Exercise: Everything in the data should be repeated exactly, save for the images.

'''

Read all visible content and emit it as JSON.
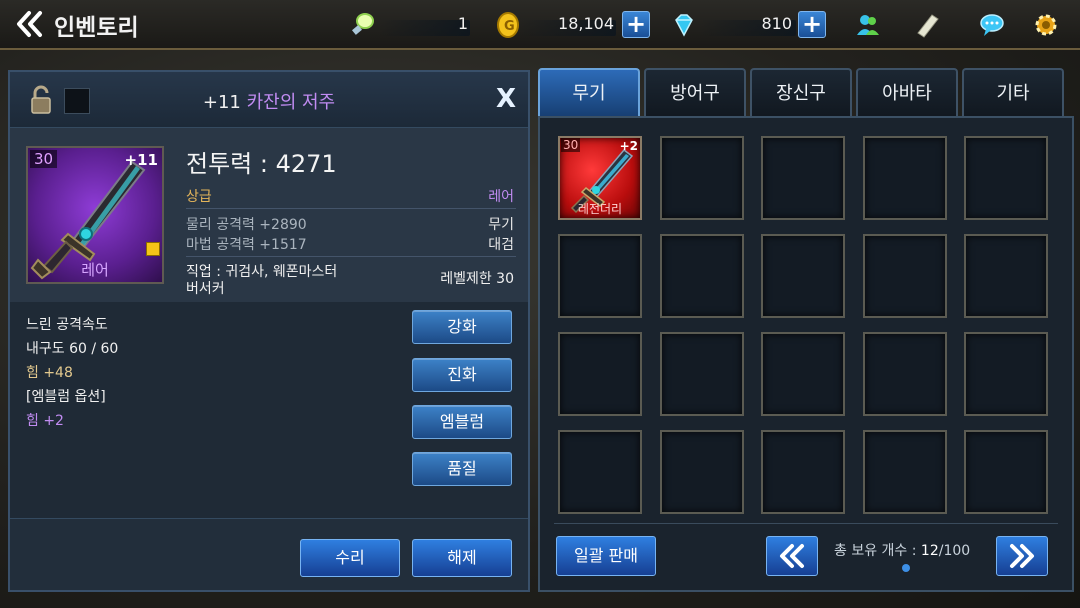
{
  "header": {
    "title": "인벤토리",
    "energy_value": "1",
    "gold_value": "18,104",
    "gem_value": "810",
    "plus_label": "+"
  },
  "item": {
    "enhance": "+11",
    "name": "카잔의 저주",
    "close_label": "X",
    "level": "30",
    "plus": "+11",
    "grade": "레어",
    "power_label": "전투력 : 4271",
    "quality": "상급",
    "rarity": "레어",
    "phys_attack": "물리 공격력 +2890",
    "magic_attack": "마법 공격력 +1517",
    "category": "무기",
    "weapon_type": "대검",
    "job_line1": "직업 : 귀검사, 웨폰마스터",
    "job_line2": "버서커",
    "level_limit": "레벨제한 30",
    "details": [
      "느린 공격속도",
      "내구도 60 / 60",
      "힘 +48",
      "[엠블럼 옵션]",
      "힘 +2"
    ]
  },
  "actions": {
    "reinforce": "강화",
    "evolve": "진화",
    "emblem": "엠블럼",
    "quality": "품질",
    "repair": "수리",
    "unequip": "해제"
  },
  "tabs": [
    "무기",
    "방어구",
    "장신구",
    "아바타",
    "기타"
  ],
  "grid": {
    "slot1_level": "30",
    "slot1_plus": "+2",
    "slot1_grade": "레전더리"
  },
  "footer": {
    "sell_all": "일괄 판매",
    "count_label": "총 보유 개수 : ",
    "count_current": "12",
    "count_total": "/100"
  },
  "colors": {
    "accent_blue": "#2f7fe0",
    "rare_purple": "#c18cf2",
    "legendary_red": "#d01313",
    "quality_gold": "#e3b45a"
  },
  "icons": {
    "back": "double-chevron-left-icon",
    "energy": "lightbulb-icon",
    "gold": "coin-icon",
    "gem": "diamond-icon",
    "friends": "friends-icon",
    "mail": "letter-icon",
    "chat": "chat-bubble-icon",
    "settings": "gear-icon",
    "lock": "padlock-icon"
  }
}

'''

Written reply:
Read all visible content and emit it as JSON.
{
  "header": {
    "title": "인벤토리",
    "energy_value": "1",
    "gold_value": "18,104",
    "gem_value": "810",
    "plus_label": "+"
  },
  "item": {
    "enhance": "+11",
    "name": "카잔의 저주",
    "close_label": "X",
    "level": "30",
    "plus": "+11",
    "grade": "레어",
    "power_label": "전투력 : 4271",
    "quality": "상급",
    "rarity": "레어",
    "phys_attack": "물리 공격력 +2890",
    "magic_attack": "마법 공격력 +1517",
    "category": "무기",
    "weapon_type": "대검",
    "job_line1": "직업 : 귀검사, 웨폰마스터",
    "job_line2": "버서커",
    "level_limit": "레벨제한 30",
    "details": [
      "느린 공격속도",
      "내구도 60 / 60",
      "힘 +48",
      "[엠블럼 옵션]",
      "힘 +2"
    ]
  },
  "actions": {
    "reinforce": "강화",
    "evolve": "진화",
    "emblem": "엠블럼",
    "quality": "품질",
    "repair": "수리",
    "unequip": "해제"
  },
  "tabs": [
    "무기",
    "방어구",
    "장신구",
    "아바타",
    "기타"
  ],
  "grid": {
    "slot1_level": "30",
    "slot1_plus": "+2",
    "slot1_grade": "레전더리"
  },
  "footer": {
    "sell_all": "일괄 판매",
    "count_label": "총 보유 개수 : ",
    "count_current": "12",
    "count_total": "/100"
  },
  "colors": {
    "accent_blue": "#2f7fe0",
    "rare_purple": "#c18cf2",
    "legendary_red": "#d01313",
    "quality_gold": "#e3b45a"
  },
  "icons": {
    "back": "double-chevron-left-icon",
    "energy": "lightbulb-icon",
    "gold": "coin-icon",
    "gem": "diamond-icon",
    "friends": "friends-icon",
    "mail": "letter-icon",
    "chat": "chat-bubble-icon",
    "settings": "gear-icon",
    "lock": "padlock-icon"
  }
}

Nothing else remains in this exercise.